Chelsea Clinton was a featured guest at Variety’s Power of Women Luncheon in New York on Friday. Presumably, she reminded the women in attendance that they could do anything they set their minds to if they worked hard, stood up for their beliefs, and were the daughters of former US presidents. Let us not pretend that C. Clinton has achieved anything. There is nothing wrong with her, but she’s not inspiring. She’s a child of privilege who has held various sinecures. Normally I wouldn’t be a jerk about that, but she’s been all over the news lately, sometimes with rumors she will run for Congress. Let’s not do that, you guys. Let’s not make nepotism a more powerful force in American politics than it already is. And above all, let us not pretend that Chelsea Clinton has been persecuted or otherwise treated unfairly. I direct you to this headline in the Washington Post: An SNL star made an awkward Hillary joke at a luncheon. Chelsea Clinton went high. Props to Stubble for the link. It captures at least three bad narratives currently at large in American public discourse. Close reading after the jump.

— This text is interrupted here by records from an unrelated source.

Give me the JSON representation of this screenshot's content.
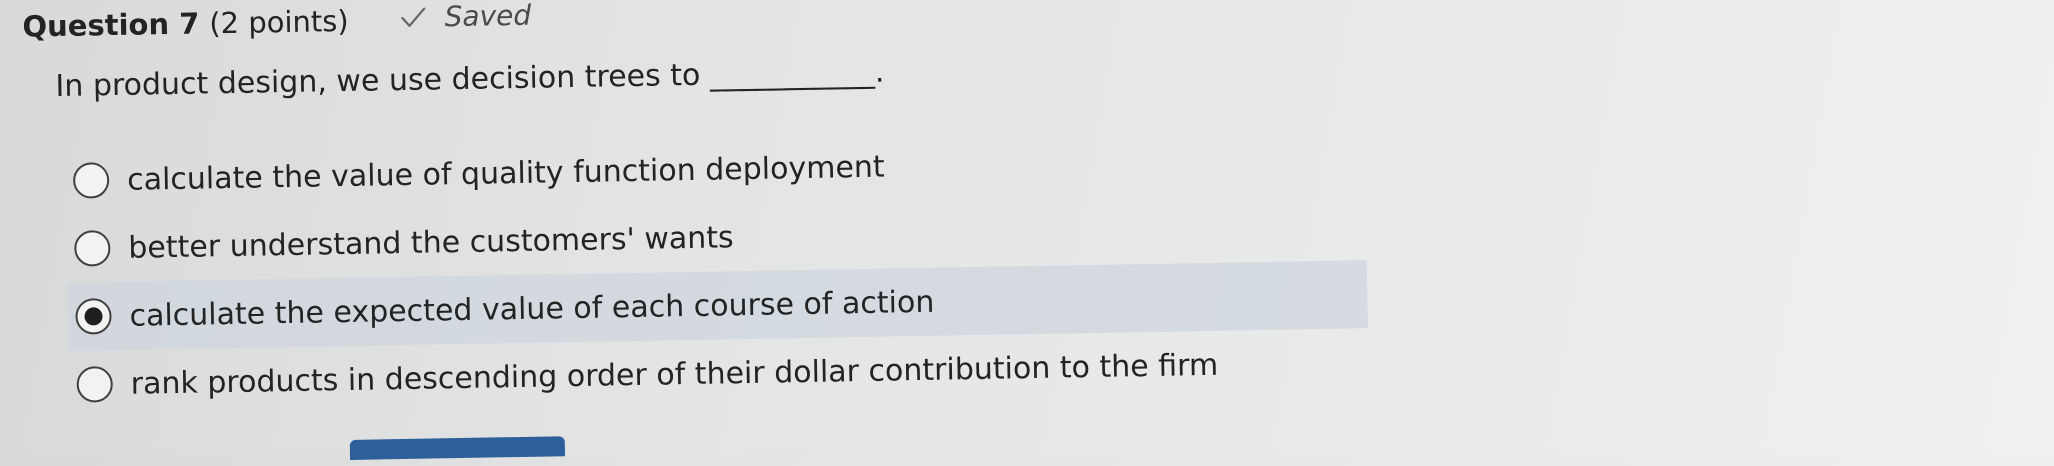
{
  "question": {
    "title": "Question 7",
    "points": "(2 points)",
    "status": "Saved",
    "status_icon": "check-icon",
    "prompt": "In product design, we use decision trees to ___________."
  },
  "answers": [
    {
      "label": "calculate the value of quality function deployment",
      "selected": false
    },
    {
      "label": "better understand the customers' wants",
      "selected": false
    },
    {
      "label": "calculate the expected value of each course of action",
      "selected": true
    },
    {
      "label": "rank products in descending order of their dollar contribution to the firm",
      "selected": false
    }
  ],
  "colors": {
    "selected_row": "#cdd6de",
    "button": "#2d5f9a",
    "text": "#232323"
  }
}
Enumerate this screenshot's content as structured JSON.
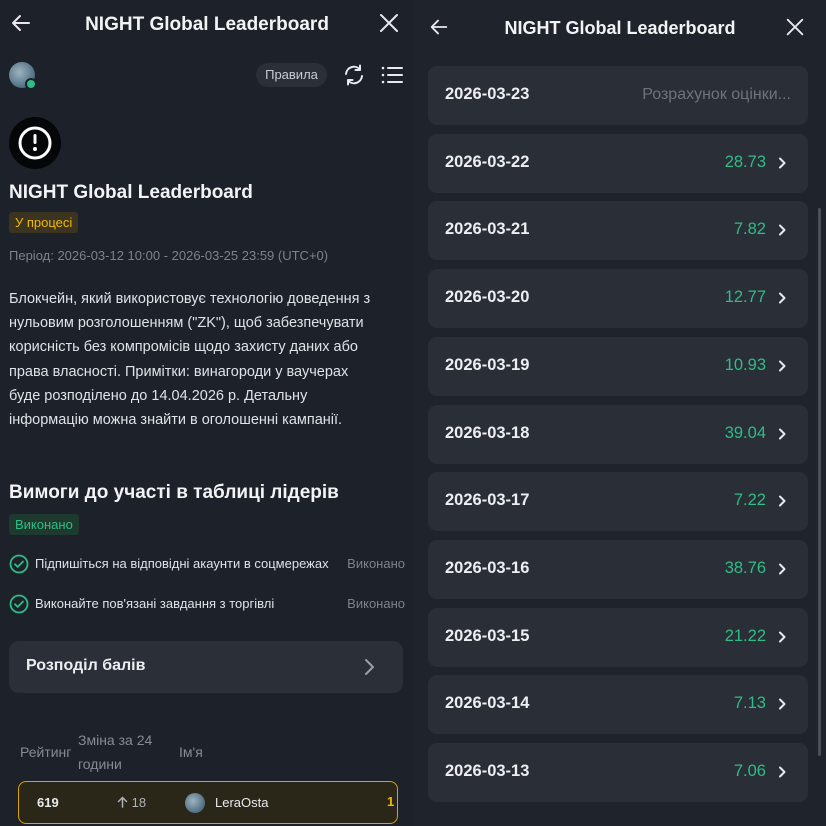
{
  "left": {
    "header": {
      "title": "NIGHT Global Leaderboard"
    },
    "rules_label": "Правила",
    "title": "NIGHT Global Leaderboard",
    "status": "У процесі",
    "period": "Період: 2026-03-12 10:00 - 2026-03-25 23:59 (UTC+0)",
    "description": [
      "Блокчейн, який використовує технологію доведення з",
      "нульовим розголошенням (\"ZK\"), щоб забезпечувати",
      "корисність без компромісів щодо захисту даних або",
      "права власності. Примітки: винагороди у ваучерах",
      "буде розподілено до 14.04.2026 р. Детальну",
      "інформацію можна знайти в оголошенні кампанії."
    ],
    "requirements": {
      "title": "Вимоги до участі в таблиці лідерів",
      "status": "Виконано",
      "items": [
        {
          "text": "Підпишіться на відповідні акаунти в соцмережах",
          "status": "Виконано"
        },
        {
          "text": "Виконайте пов'язані завдання з торгівлі",
          "status": "Виконано"
        }
      ]
    },
    "distribution_label": "Розподіл балів",
    "table": {
      "col_rank": "Рейтинг",
      "col_change_1": "Зміна за 24",
      "col_change_2": "години",
      "col_name": "Ім'я"
    },
    "my_row": {
      "rank": "619",
      "change": "18",
      "name": "LeraOsta",
      "points": "1"
    }
  },
  "right": {
    "header": {
      "title": "NIGHT Global Leaderboard"
    },
    "pending_label": "Розрахунок оцінки...",
    "days": [
      {
        "date": "2026-03-23",
        "score": null
      },
      {
        "date": "2026-03-22",
        "score": "28.73"
      },
      {
        "date": "2026-03-21",
        "score": "7.82"
      },
      {
        "date": "2026-03-20",
        "score": "12.77"
      },
      {
        "date": "2026-03-19",
        "score": "10.93"
      },
      {
        "date": "2026-03-18",
        "score": "39.04"
      },
      {
        "date": "2026-03-17",
        "score": "7.22"
      },
      {
        "date": "2026-03-16",
        "score": "38.76"
      },
      {
        "date": "2026-03-15",
        "score": "21.22"
      },
      {
        "date": "2026-03-14",
        "score": "7.13"
      },
      {
        "date": "2026-03-13",
        "score": "7.06"
      }
    ]
  },
  "colors": {
    "accent_green": "#2ebd85",
    "accent_yellow": "#f0b90b",
    "card_bg": "#2a2e37"
  }
}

It is possible to live ethically within a civil society and still have an adversarial relationship with the law. At certain times, it’s necessary. As a
weak and fearful decent person, I don’t engage in any illegal activities that rise to the level of felonies. I may exceed the speed limit occasionally, and curiosity may have led me to try cocaine ten or twenty times, but I’m not out there violating the social contract. Yet neither am I calling the police. When my neighbor parks across my driveway, I do as decent people do and complain about it on Twitter. Were I to become aware of some criminal conspiracy, I would keep it to myself. You know what conspiracy really extorts people and disrupts their lives? The criminal justice system—and we shouldn’t be complicit in it. Today is Friday, and people need to stop snitching. Won’t you see something and say nothing with me?